### Problem
The expected output is the complete listing, copied word for word.

### Recorded data
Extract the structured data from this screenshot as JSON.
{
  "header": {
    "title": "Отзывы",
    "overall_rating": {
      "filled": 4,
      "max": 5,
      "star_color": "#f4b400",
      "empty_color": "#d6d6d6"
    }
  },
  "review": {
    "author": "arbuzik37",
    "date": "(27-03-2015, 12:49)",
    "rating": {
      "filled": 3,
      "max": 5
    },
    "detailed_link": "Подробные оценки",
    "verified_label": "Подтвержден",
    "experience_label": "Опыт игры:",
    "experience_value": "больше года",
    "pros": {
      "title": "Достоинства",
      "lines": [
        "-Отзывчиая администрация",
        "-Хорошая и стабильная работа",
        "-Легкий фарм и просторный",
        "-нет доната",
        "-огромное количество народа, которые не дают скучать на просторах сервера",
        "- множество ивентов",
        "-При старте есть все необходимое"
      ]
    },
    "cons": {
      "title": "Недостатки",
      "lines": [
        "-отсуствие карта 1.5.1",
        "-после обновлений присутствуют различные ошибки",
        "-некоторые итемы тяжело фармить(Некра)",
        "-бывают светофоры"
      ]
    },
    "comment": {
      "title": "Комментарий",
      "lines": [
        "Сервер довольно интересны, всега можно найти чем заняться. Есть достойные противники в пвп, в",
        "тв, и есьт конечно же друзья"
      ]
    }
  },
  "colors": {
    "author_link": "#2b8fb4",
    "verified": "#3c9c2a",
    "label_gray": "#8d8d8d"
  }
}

### Answer for the task
Extract the structured data from this screenshot as JSON.
{
  "header": {
    "title": "Отзывы",
    "overall_rating": {
      "filled": 4,
      "max": 5,
      "star_color": "#f4b400",
      "empty_color": "#d6d6d6"
    }
  },
  "review": {
    "author": "arbuzik37",
    "date": "(27-03-2015, 12:49)",
    "rating": {
      "filled": 3,
      "max": 5
    },
    "detailed_link": "Подробные оценки",
    "verified_label": "Подтвержден",
    "experience_label": "Опыт игры:",
    "experience_value": "больше года",
    "pros": {
      "title": "Достоинства",
      "lines": [
        "-Отзывчиая администрация",
        "-Хорошая и стабильная работа",
        "-Легкий фарм и просторный",
        "-нет доната",
        "-огромное количество народа, которые не дают скучать на просторах сервера",
        "- множество ивентов",
        "-При старте есть все необходимое"
      ]
    },
    "cons": {
      "title": "Недостатки",
      "lines": [
        "-отсуствие карта 1.5.1",
        "-после обновлений присутствуют различные ошибки",
        "-некоторые итемы тяжело фармить(Некра)",
        "-бывают светофоры"
      ]
    },
    "comment": {
      "title": "Комментарий",
      "lines": [
        "Сервер довольно интересны, всега можно найти чем заняться. Есть достойные противники в пвп, в",
        "тв, и есьт конечно же друзья"
      ]
    }
  },
  "colors": {
    "author_link": "#2b8fb4",
    "verified": "#3c9c2a",
    "label_gray": "#8d8d8d"
  }
}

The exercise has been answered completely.